5 Holiday Marketing Tips to Beat a Slow Season
According to the National Retail Foundation, holiday shopping for this year is set to increase, but only by a modest 4%. Just about every other report or story I’ve read about this holiday season has suggested it won’t be a good one. As other direct and indirect competitors vie for your subscribers’ pocketbooks, how are you going to make sure your business isn’t left holding a lump of coal?
By Justin Premick November 16, 2007
According to the National Retail Foundation, holiday shopping for this year is set to increase, but only by a modest 4%. Just about every other report or story I’ve read about this holiday season has suggested it won’t be a good one.
As other direct and indirect competitors vie for your subscribers’ pocketbooks, how are you going to make sure your business isn’t left holding a lump of coal?
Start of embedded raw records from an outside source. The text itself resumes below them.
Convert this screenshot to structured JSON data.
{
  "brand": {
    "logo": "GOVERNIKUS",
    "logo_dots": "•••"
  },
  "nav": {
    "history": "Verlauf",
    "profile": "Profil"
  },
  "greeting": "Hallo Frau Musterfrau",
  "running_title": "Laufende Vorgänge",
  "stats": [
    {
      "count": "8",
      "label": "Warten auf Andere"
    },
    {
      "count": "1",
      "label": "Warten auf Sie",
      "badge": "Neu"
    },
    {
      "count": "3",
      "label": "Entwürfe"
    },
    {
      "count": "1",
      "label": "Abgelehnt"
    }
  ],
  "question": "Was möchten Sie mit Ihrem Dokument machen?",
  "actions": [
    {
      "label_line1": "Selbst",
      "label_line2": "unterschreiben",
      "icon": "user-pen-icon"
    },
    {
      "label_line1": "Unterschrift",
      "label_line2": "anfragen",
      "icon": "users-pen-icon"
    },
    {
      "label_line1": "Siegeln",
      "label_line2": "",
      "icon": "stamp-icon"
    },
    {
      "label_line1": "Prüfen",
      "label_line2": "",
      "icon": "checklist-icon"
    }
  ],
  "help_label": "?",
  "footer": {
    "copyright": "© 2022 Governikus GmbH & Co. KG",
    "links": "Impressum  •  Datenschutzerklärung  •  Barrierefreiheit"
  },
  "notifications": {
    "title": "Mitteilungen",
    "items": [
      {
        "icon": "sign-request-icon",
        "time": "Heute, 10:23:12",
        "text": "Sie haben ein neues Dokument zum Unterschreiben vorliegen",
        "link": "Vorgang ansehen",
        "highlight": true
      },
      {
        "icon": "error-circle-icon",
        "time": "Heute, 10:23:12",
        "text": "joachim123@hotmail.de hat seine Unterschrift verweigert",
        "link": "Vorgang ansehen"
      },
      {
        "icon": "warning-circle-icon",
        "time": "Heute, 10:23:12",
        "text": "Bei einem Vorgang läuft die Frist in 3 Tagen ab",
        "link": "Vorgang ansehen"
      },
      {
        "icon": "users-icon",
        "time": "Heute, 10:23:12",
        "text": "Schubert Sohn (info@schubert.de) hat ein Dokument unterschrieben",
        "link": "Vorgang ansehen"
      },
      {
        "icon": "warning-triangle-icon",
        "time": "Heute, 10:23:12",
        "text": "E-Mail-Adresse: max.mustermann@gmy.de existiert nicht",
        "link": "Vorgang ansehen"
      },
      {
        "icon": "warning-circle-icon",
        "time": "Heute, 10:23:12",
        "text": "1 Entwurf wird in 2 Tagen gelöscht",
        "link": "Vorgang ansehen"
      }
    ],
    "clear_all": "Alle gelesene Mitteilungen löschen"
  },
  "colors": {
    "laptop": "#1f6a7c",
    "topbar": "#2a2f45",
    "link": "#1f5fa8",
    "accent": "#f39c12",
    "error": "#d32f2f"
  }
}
By putting together creative and effective email marketing campaigns, right? After all, your relationship with your subscribers is a serious competitive advantage, especially as the proportion of holiday shopping done online continues to grow.
So what can you try in your campaigns to get a response out of your subscribers?
Tips for Successful Holiday Marketing
A few thoughts on how to make your bottom line more cheerful this season:
There’s a reason you see toy stores, supermarkets and other retailers start putting out holiday decorations and flyers between Halloween and Thanksgiving. People get to making wish lists and buying gifts as soon as the first cold snap hits.
Better for shoppers to pick up a gift from you early, than for them to wait until the last minute, when they’ve already overspent their budget and may be less likely to spend as much.
Avoid the temptation to send frequently. This can be tough sometimes — competition for email users’ attention gets intense in the holiday season as businesses try to make sales goals. So, you may take the mentality that “the more I send, the more chances I have to make a sale!”
But remember: all that email adds up. When someone starts getting too much, what do they do? They unsubscribe and cry “spam!” And if they remember you as constantly emailing them, guess who they’re saying “goodbye” to first?
Offer Gift Cards/Certificates
These add up to about a tenth of all holiday spending, and are less likely to be returned than an actual product.
Cater to Last-Minute Shoppers
Every holiday season, I buy at least a few savings bonds as gifts.
Even though it takes weeks for the bonds to actually be mailed, when I buy them, I get a little voucher that says “You’ve been given a $____ savings bond from ______” and talks about what a great gift this is, etc. I take that voucher, put it in a card and presto! I have something to put under the Christmas tree.
If you give late shoppers something they can hand to their loved ones on the big day, they may buy from you up to the last minute, even if your product itself won’t get there in time. A printable voucher/card/certificate is an easy way to do this.
Appeal to the Spirit of the Season
The holidays are about giving, and part of that holiday spirit is reaching out to the less fortunate.
Pick a charity and offer to donate a percentage of your sales to it. Tell your subscribers what percentage you’ll donate, keep track of your total donation as sales increase, and make that information available to subscribers — via email.
When deciding between buying from you, and some other company who doesn’t participate in holiday giving, who do you think consumers will go with? Your appeal to conscientious consumerism can be the edge.
Have Any Holiday Marketing Ideas Of Your Own? Let’s Hear Them!
With the thousands of people subscribed to and reading this blog, I’m sure we can come up with a ton of good ideas for making this holiday season a profitable one, in spite of analysts’ predictions.
Share your ideas in the comments below!